Given data:
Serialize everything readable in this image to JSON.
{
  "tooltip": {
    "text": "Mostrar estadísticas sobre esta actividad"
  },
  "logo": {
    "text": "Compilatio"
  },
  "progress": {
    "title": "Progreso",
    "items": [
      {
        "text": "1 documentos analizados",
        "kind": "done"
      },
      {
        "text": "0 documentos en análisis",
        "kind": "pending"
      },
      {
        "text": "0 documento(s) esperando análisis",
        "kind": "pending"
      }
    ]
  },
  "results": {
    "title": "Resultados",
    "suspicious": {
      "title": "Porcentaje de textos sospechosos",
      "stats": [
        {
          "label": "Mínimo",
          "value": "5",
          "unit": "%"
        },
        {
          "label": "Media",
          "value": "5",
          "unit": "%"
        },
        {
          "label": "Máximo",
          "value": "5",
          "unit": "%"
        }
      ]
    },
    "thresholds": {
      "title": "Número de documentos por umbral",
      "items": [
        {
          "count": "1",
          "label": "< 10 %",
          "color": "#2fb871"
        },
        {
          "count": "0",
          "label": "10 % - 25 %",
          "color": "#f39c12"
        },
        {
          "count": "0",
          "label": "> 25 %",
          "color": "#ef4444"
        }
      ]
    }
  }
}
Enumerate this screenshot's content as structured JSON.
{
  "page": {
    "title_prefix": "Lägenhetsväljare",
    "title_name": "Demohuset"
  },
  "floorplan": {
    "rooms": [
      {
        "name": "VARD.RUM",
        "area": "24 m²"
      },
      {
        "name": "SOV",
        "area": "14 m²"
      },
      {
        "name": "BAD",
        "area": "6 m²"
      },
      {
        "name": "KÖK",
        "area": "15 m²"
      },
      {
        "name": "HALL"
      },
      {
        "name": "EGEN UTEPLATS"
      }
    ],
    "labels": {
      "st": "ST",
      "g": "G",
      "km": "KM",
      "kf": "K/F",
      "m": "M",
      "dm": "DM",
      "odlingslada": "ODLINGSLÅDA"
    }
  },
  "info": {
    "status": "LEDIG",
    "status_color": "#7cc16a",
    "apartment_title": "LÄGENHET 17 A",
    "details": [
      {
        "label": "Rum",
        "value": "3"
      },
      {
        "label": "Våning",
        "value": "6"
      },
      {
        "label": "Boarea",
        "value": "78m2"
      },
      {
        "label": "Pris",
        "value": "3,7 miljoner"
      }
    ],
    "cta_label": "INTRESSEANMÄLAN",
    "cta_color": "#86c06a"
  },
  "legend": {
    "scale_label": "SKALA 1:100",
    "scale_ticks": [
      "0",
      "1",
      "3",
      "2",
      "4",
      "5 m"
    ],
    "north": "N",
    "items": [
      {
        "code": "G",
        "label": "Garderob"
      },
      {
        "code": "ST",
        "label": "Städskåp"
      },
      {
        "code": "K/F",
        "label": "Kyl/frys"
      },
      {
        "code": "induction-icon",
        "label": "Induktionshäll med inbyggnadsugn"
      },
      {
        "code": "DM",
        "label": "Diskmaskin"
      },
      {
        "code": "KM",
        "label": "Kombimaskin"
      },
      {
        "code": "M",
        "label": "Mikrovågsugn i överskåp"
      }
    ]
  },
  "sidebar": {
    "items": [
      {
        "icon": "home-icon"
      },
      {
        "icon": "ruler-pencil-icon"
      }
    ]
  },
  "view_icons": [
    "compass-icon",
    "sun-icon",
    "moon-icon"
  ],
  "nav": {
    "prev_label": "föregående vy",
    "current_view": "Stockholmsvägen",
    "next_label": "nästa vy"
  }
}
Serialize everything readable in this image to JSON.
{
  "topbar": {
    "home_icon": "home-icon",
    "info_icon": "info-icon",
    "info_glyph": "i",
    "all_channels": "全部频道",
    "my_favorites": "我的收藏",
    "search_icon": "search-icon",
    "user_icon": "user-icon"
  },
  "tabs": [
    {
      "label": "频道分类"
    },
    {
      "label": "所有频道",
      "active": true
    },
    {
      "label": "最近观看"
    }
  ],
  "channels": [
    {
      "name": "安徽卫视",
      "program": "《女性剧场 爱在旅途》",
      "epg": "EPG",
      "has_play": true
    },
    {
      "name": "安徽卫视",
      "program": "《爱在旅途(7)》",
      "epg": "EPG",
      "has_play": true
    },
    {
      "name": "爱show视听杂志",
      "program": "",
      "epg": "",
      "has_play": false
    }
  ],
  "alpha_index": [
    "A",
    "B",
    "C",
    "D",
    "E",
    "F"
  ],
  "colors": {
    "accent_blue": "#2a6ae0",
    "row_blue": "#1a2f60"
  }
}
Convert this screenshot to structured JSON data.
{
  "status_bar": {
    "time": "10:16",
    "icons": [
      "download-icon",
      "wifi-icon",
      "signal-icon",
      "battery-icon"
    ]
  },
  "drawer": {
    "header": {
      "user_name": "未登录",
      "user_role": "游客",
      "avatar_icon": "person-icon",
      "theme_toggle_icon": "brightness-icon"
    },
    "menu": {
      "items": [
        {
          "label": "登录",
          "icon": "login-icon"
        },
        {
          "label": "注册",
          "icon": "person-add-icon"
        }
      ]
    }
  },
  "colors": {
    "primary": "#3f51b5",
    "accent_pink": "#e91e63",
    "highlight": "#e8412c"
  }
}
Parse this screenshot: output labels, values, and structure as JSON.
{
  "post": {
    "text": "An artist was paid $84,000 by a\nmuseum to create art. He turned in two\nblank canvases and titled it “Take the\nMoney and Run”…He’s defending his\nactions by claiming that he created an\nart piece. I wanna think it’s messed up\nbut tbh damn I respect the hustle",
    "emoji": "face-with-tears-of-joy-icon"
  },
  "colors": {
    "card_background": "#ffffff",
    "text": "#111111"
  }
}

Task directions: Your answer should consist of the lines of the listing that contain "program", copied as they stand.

Output for this task:
      "program": "《女性剧场 爱在旅途》",
      "program": "《爱在旅途(7)》",
      "program": "",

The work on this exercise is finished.